New Zealand


Metabolic Diseases


Pregnancy toxaemia strikes ewes carrying twins or triplets, usually in the last few weeks before lambing. It is caused by negative energy balance, as the ewe is unable to supply enough energy to meet her own demands as well as those of the fast-growing foetuses. The incidence of the disease may typically occur in 10% or more of twin and triplet bearing ewes.

Energy requirements of a ewe in the end stages of pregnancy are double that of a non-pregnant ewe, while twin and triplet bearing ewes need 2.5 to 3 times that energy. If sufficient energy is not supplied (by pasture or supplements) the first consequence will be reduced birthweight of the lamb, then breakdown of the ewe’s body reserves. If this is accompanied by bad weather or other stressors, the ewe will go into energy deficit and suffer depression, then lie down and die within 2 to 7 days.


Oral solutions for pregnancy toxemia.  These contain propylene glycol and are administered like a high-volume drench. e.g. Vytrate 160 mL of undiluted concentrate every 4-6 hours. Injectable solutions are also available. Response to treatment is usually slow, particularly if the ewe’s condition is advanced. If ewes do not respond to treatment within 12 hours, they should be humanely euthanised.

Pregnancy toxaemia can be prevented by:

Checking ewe body condition in mid pregnancy and not allowing them to become ‘overfat’ i.e. try to keep average BCS below 4.

Ultrasound pregnancy testing all ewes and separating empties, singles and twin-bearing ewes.

Giving twin and triplet bearing, older ewes and early-lambing ewes preferential or supplementary feed, especially in the final six weeks prior to lambing.

Avoiding all management procedures that involve tipping sheep up (e.g. crutching, involve shearing, foot-paring) in the six weeks prior to lambing, and other procedures (drafting, drenching, vaccination) in the two weeks prior to lambing.

Avoiding all procedures (mustering, yarding etc.) that prevent ewes from feeding for more than 12 hours.


Milk fever is associated with pregnancy in sheep. Despite the name "milk fever" the disease does not result in any raised temperature (fever) or infection. The disease occurs when insufficient calcium is absorbed by the digestive system or mobilised from the bone tissue, to provide for the growing lamb in the uterus and mammary development. If the blood calcium levels continue to drop significantly, the muscles cease to contract properly and paralysis sets in. Cereal pastures in winter are often high in phosphate, which makes it difficult for ewes to ingest sufficient calcium and magnesium.


Older ewes.

Ewes in the last few weeks of pregnancy.

Animals held off feed for more than 18 hours or in grazed out paddocks.

Animals unable to feed due to cold, wet weather or due to management activities.


Inability to walk.

Nervous signs.

Lying down on their sternum.

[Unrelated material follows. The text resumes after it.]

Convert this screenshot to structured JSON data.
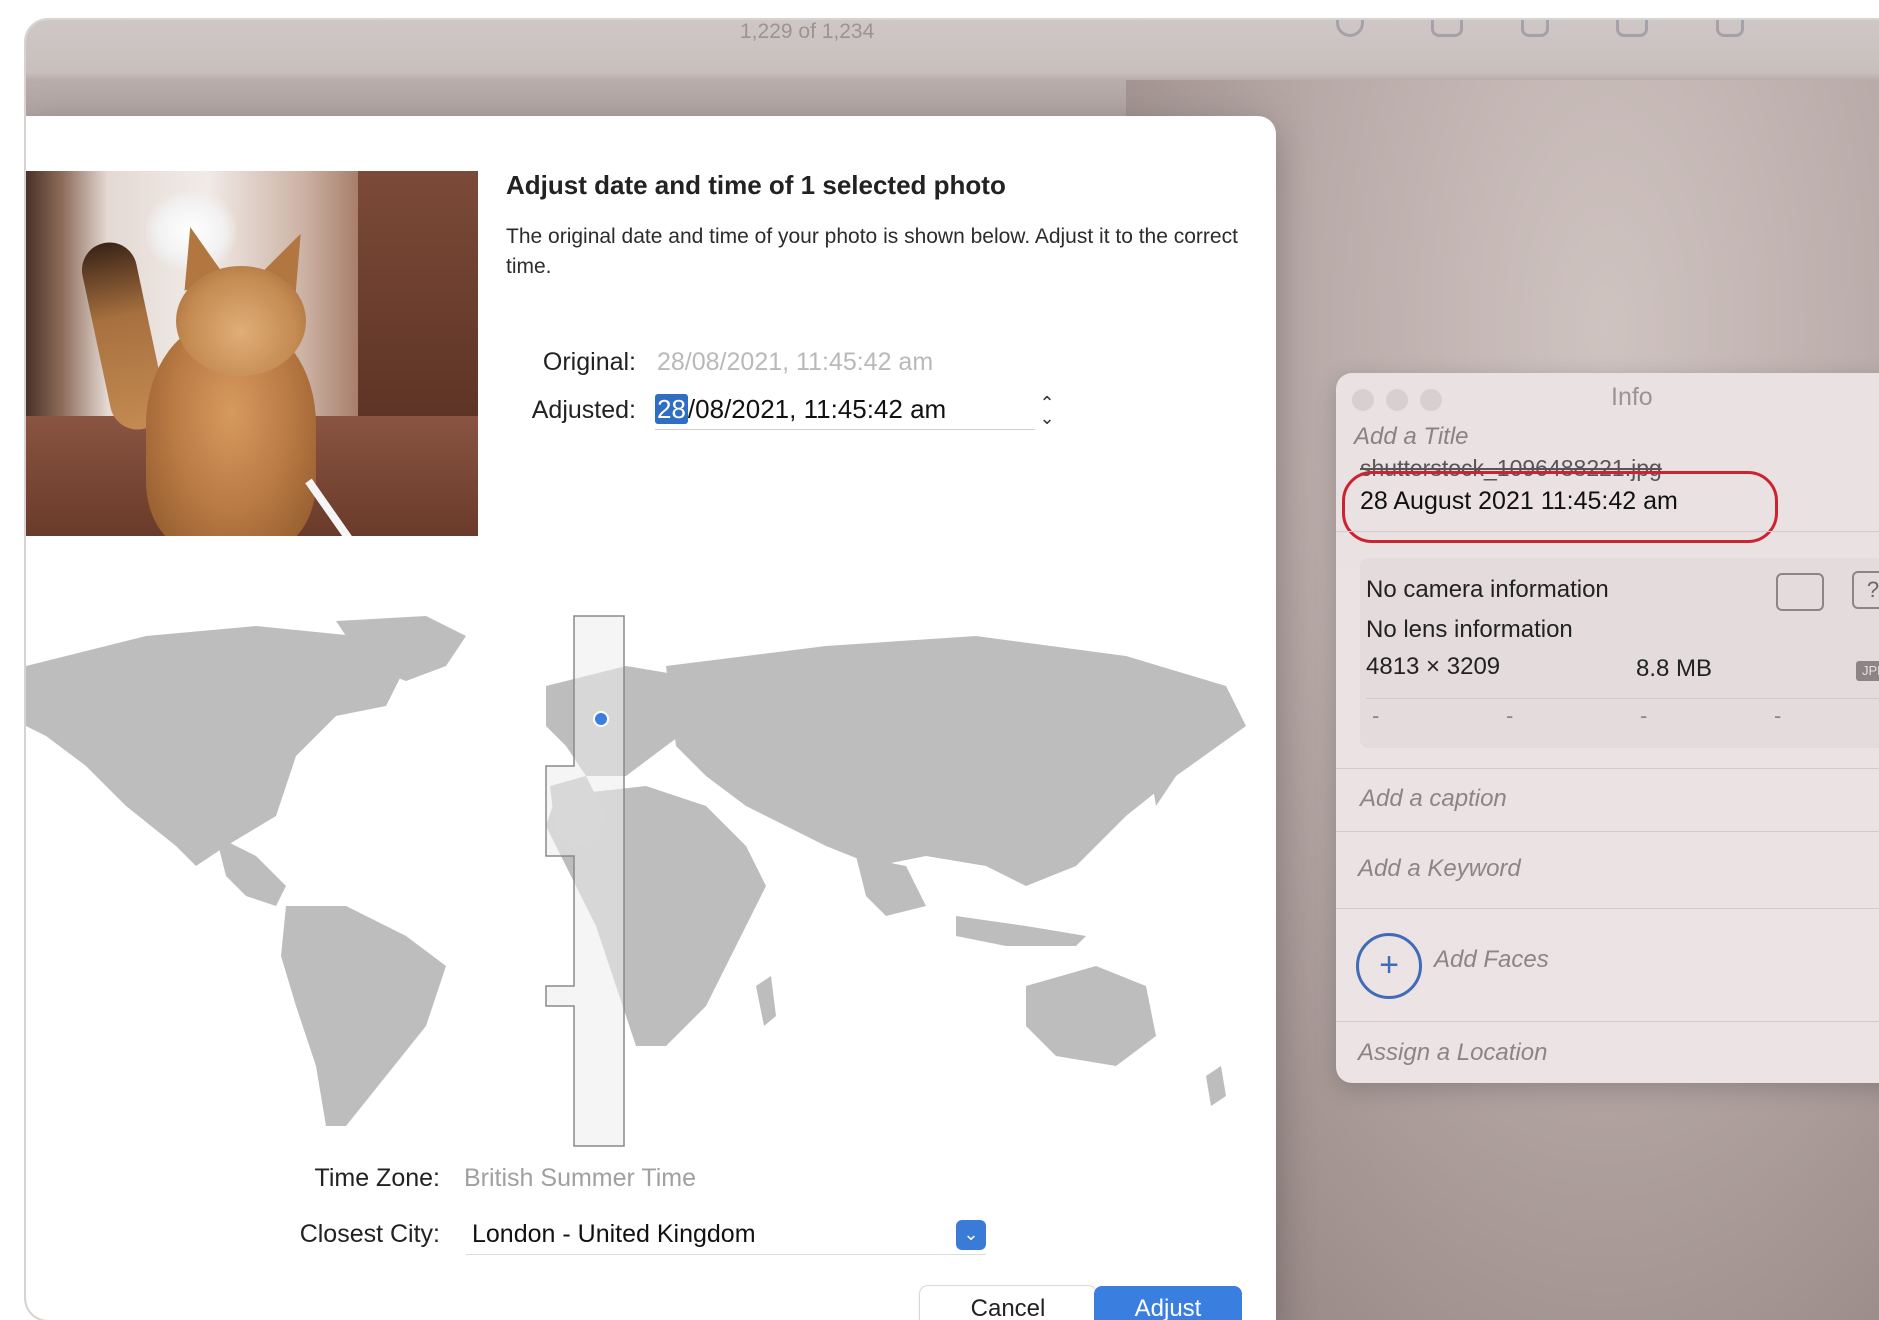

Dilated pupils.


Death can occur within 1-2 days of collapse.


See your vet to determine the best treatment for your animal. An injectable product containing calcium borogluconate is a common solution to increase tissue calcium levels. Always follow the label when administering these products. Recovery is usually rapid (30 minutes or so) and the rapid response can be regarded as diagnosis of the condition. Treatment can be repeated every 4–6 hours for animals that do not make a full recovery.


  • Hypocalcemia can be prevented by supplementation of ewes with calcium provided in the form of lick blocks, or crushed limestone.
  • If ewes are grazing on plantain in late pregnancy they should be lambed on the plantain to avoid calcium levels dropping suddenly.
  • Also take care not to hold ewes (especially in the last 60 days of pregnancy) off feed for longer than is absolutely necessary.


Winter pastures are often low in legumes and therefore calcium and magnesium-deficient. Sheep do not store magnesium in the body, so need to ingest it each day to ensure their daily needs are meet. Any situation that prevents sheep from eating (mustering, holding in shed before shearing, bad weather) can trigger grass tetany.


Low magnesium in the blood.

It can occur before and after lambing.

Rapid changes in the diet to a high quality feed.


Nervousness and slight shaking when disturbed.

Walking with stiff legs, staggering and falling over when mustered.

If the sheep goes down she will paddle with her legs and hold her head back.

If ewes are found dead in the paddock there may be signs of froth around the mouth.

Ask your veterinarian to confirm diagnosis and advise the correct product and the way to give it. It may be necessary to consider milk fever, as outbreaks sometimes involve both diseases.


  • Provide Causmag in a lick with salt and lime (crushed limestone).


  • Dust paddocks with magnesium oxide before grazing if you expect major problems.
  • Wear a mask when applying the powder.
  • Check the soil tests to see if potassium levels are excessively high as this can be a predisposing factor.